Meanwhile, some governors now on the ledge of their second term in office have also banked on BBI as an instrument that could reinvent them. Article 180(7) of the Constitution restricts a governor to a two five-year term of office. Nearly half of the current crop are, accordingly, on their way out in the next 13 months.

There is palpable panic among this fraternity. People who have enjoyed unbridled trappings of power and the perks that go with it now face political oblivion. BBI held the promise of rebirth for them.

Many have been encouraged to countenance the possibility of seeking election to Parliament, in the hope that they could then be appointed to the Cabinet as ministers, under the BBI propositions.

DP William Ruto, former Prime Minister Raila Odinga, and President Uhuru Kenyatta exit the Bomas of Kenya during the launch of the Building Bridges to a United Kenya Taskforce Report on October 26, 2020. [Stafford Ondego, Standard]

Particularly outstanding among second-term governors who have cast their sights on greater things have been Wycliffe Oparanya (Kakamega), Hassan Joho (Mombasa), Kivutha Kibwana (Makueni), James Ongwae (Kisii) and Mwangi wa Iria (Murang’a). 

For these ace governors and national political party leaders alike, it is time to go back to the drawing board. Regardless of the BBI determination in the Court of Appeal, the contestation would appear to be predictably destined for the Supreme Court, for the last word.

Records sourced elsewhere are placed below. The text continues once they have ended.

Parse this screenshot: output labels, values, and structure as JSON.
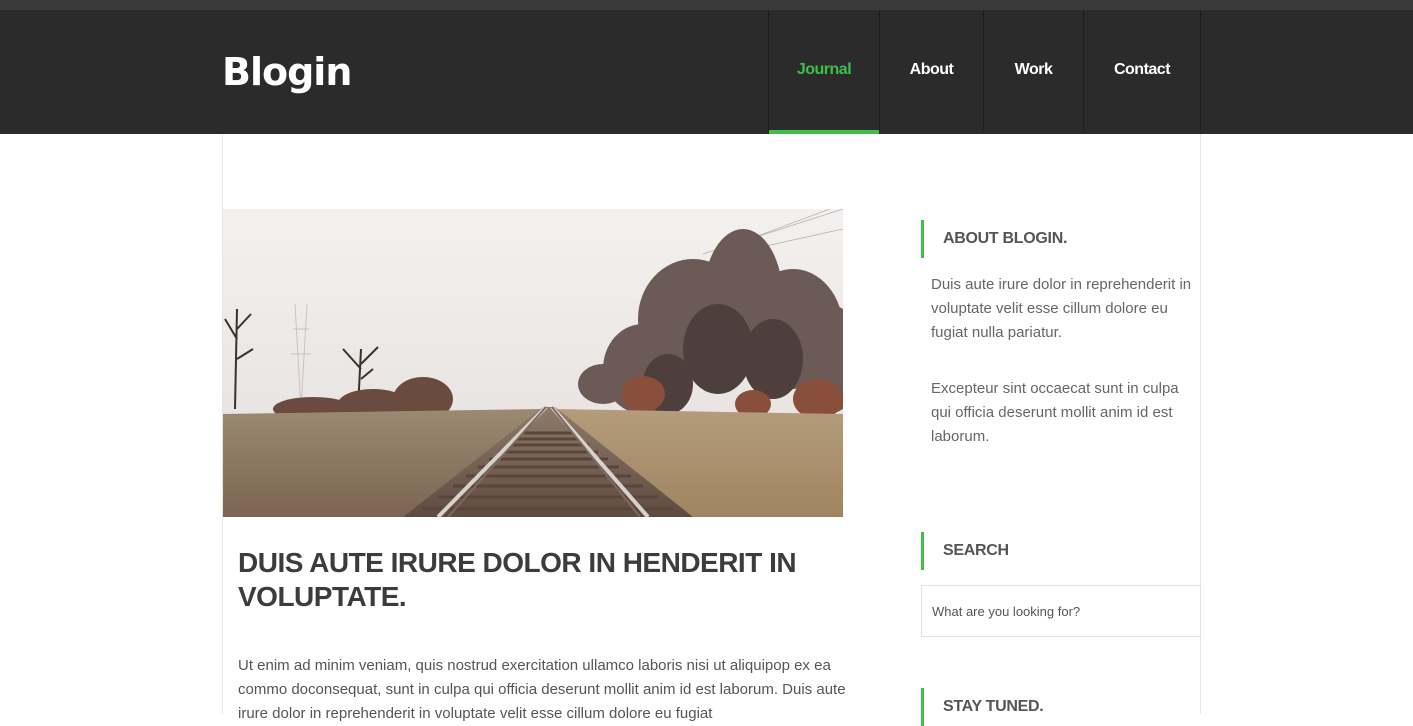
{
  "header": {
    "logo": "Blogin",
    "nav": [
      {
        "label": "Journal",
        "active": true
      },
      {
        "label": "About",
        "active": false
      },
      {
        "label": "Work",
        "active": false
      },
      {
        "label": "Contact",
        "active": false
      }
    ]
  },
  "post": {
    "title": "DUIS AUTE IRURE DOLOR IN HENDERIT IN VOLUPTATE.",
    "body": "Ut enim ad minim veniam, quis nostrud exercitation ullamco laboris nisi ut aliquipop ex ea commo doconsequat, sunt in culpa qui officia deserunt mollit anim id est laborum. Duis aute irure dolor in reprehenderit in voluptate velit esse cillum dolore eu fugiat"
  },
  "sidebar": {
    "about": {
      "title": "ABOUT BLOGIN.",
      "paragraphs": [
        "Duis aute irure dolor in reprehenderit in voluptate velit esse cillum dolore eu fugiat nulla pariatur.",
        "Excepteur sint occaecat sunt in culpa qui officia deserunt mollit anim id est laborum."
      ]
    },
    "search": {
      "title": "SEARCH",
      "placeholder": "What are you looking for?"
    },
    "stay_tuned": {
      "title": "STAY TUNED."
    }
  },
  "colors": {
    "accent": "#3fbf4a",
    "header_bg": "#2b2b2b"
  }
}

Meanwhile, it is difficult to legally predicate the next General Election upon the successful conclusion of the BBI process.

The two are independent of each other and the electoral process has indeed now officially kicked off, with the launch of the IEBC strategic plan for the period 2021-2024. 

Stopping the electoral process is a rocky assignment. Someone may need to take Kenya to war before the life of the present Parliament is extended. Article 102 (2) reads, “When Kenya is at war, Parliament may, by a resolution supported in each House, by at least two-thirds of the members of the House, from time to time extend the term of Parliament by not more than six months at a time.”  

Besides, Article 102(3) restricts such extension to a total of not more than 12 months.

Atwoli’s projection of extending the tenure of the 12th Parliament seems to be an impossible mission. Worse still is the idea of a two-year extension, for nowhere does the Constitution provide for that.

It is reality check time for the entire political fraternity in the country. The BBI stalwarts have travelled with the mantra of “Nobody can stop reggae.” It would appear that the 2022 General Election is the one tough reggae that nobody can stop. Everyone must seek to get their act together, afresh.

As the saying goes, it is time for everyone to fend for themselves, with the possibility that the devil will take the hindmost. And the hindmost is likely to be the one who still banks heavily on the reggae of BBI. 

[Special Correspondent]